You Shook Me
The Blues, you have to love the blues. This could be one of the first times blues was seamlessly fused into hard rock. This song also has the most god awful editing mistake I have ever heard. Somewhere during the solo you can hear Plant trailing off with his vocals when suddenly his voice goes from really low to screaming loud. It’s as if a blind engineer did a terrible splicing job on the reel-to-reel.

A lot of people criticize Led Zeppelin for the way they “use” lyrics from previous blues musicians, the thing is, that’s the blues. The blues is simple and focuses on the impromptu element in performance. Saying someone ripped off a blues musician is like blaming someone for speeding.

Dazed and Confused
This could be the greatest rock song ever. I never cared for the movie but I dare any one of you to put this on the headphones before you fall asleep and “feel” this song. The soothing blues verse and the thunderous climax of each verse makes you just want to be in that studio when they figured this song out. It had to be magical!
The emotion grows and grows as each verse is sung. You can hear it in Plant’s voice.

What people never give credence to in this song is the amazing instrumental. This is arguably the four most talented musicians at the peak of anything they’ve ever done.
John Paul Jones with the subtle and interesting base line
John Bonham with the explosion on the drums
Jimmy Page with the right mix of tempo and sound.
Robert Plant with the emotion and knowing when (and when not to) sing

Forget Stairway to Heaven, listen to this song and try to feel the passion and emotion in this song. For those that don’t “get” hard rock, listen to this song because it could be the only thing that will sway their opinion.

Your Time is Gonna Come
I never noticed how they have two songs with the word “gonna” in the title.
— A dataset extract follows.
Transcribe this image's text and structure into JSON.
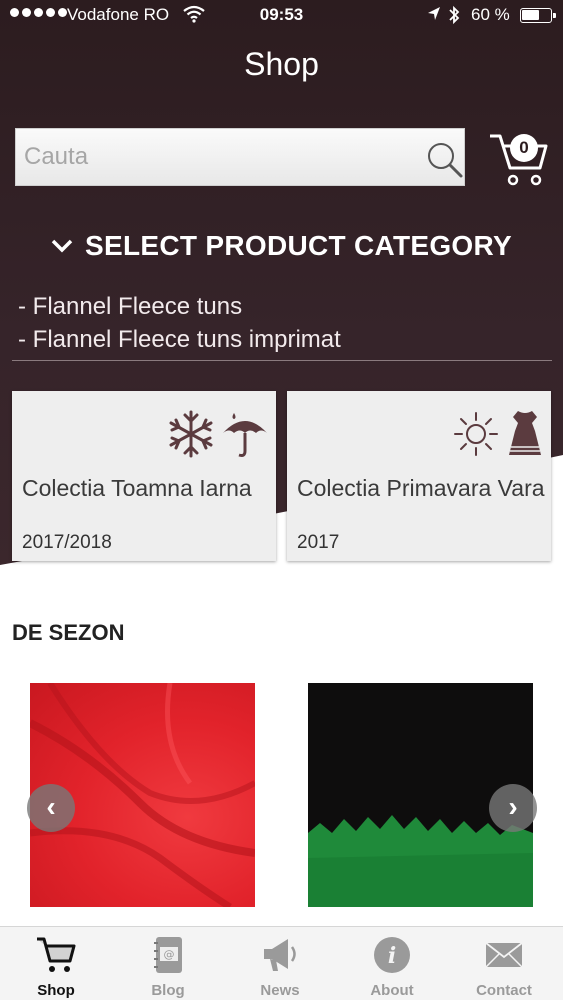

I suppose it sound better than “You’re time is going to come”…whatever
This actually somewhat fits in with the hippy ways of the late 60’s with the chorus that everyone can chant. I guess I think of a bonfire on the beach and flower children everywhere singing this.
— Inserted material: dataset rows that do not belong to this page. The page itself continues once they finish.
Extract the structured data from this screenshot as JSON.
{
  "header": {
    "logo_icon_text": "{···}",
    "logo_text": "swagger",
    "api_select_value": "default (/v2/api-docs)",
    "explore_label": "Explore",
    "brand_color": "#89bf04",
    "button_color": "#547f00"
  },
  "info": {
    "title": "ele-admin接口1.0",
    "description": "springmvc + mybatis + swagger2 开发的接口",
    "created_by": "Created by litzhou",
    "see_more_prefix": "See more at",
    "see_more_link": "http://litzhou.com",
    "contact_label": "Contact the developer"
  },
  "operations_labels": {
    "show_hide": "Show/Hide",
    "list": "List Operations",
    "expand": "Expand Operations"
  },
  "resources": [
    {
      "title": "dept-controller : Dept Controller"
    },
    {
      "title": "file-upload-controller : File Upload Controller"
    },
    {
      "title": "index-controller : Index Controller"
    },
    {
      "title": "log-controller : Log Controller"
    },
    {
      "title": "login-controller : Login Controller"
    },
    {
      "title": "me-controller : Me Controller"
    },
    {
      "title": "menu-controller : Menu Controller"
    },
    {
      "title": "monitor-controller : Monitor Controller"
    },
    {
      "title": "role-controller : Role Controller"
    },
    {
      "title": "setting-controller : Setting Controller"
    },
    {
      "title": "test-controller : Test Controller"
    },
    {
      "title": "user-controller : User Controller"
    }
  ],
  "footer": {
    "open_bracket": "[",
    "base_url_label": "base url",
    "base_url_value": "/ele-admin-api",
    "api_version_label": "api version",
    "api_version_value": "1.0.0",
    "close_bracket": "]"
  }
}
Black Mountain Side
As many changes as this album takes this maybe the most ‘out of left field’ change in whole piece. Basically it’s Jimmy Page playing around on the acoustic guitar with John Bonham bangin on the bongos.

Communication Breakdown
The name Led Zeppelin came about when The Who’s drummer, Keith Moon described this new rendition of The Yardbirds as ‘…going over like a lead zeppelin’ meaning that they were going to suck. With Communication Breakdown and comparing it to The Who at the time, it’s really no contest because while The Who were stuck in the british pop of things, Led Zeppelin with Communication Breakdown was revolutionizing music.

Take that Eric Clapton and Jeff Beck!

I Can’t Quit You Baby
I prefer the live version of this song but this is another damn good blues song. I would shell out big money just to hear this song live because it has all the elements of blues and it could be extended for hours if you wanted it to. If I played music, I would love to dabble with this song and see how far/long I could make it go.

How Many More Times
This is one hell of an ending. Basically it starts out with a simple beat and then expands to…many different things. I don’t know what else to say other than this is a nice ending to a great album.

So, go out and buy Led Zeppelin I and prepare to be dazzled.

2 comments:

Aliecat said...

I LOVE LOVE LOVE Led! It's the only band that truly gets me in the mood!

Barry Metropolis said...

Mood for what?

C'mon Boof, "Dazed and Confused" (film) is great. Okay, maybe not great...

First CDs I bought with my own money, circa 1992: Zeppelin Houses of the Holy and II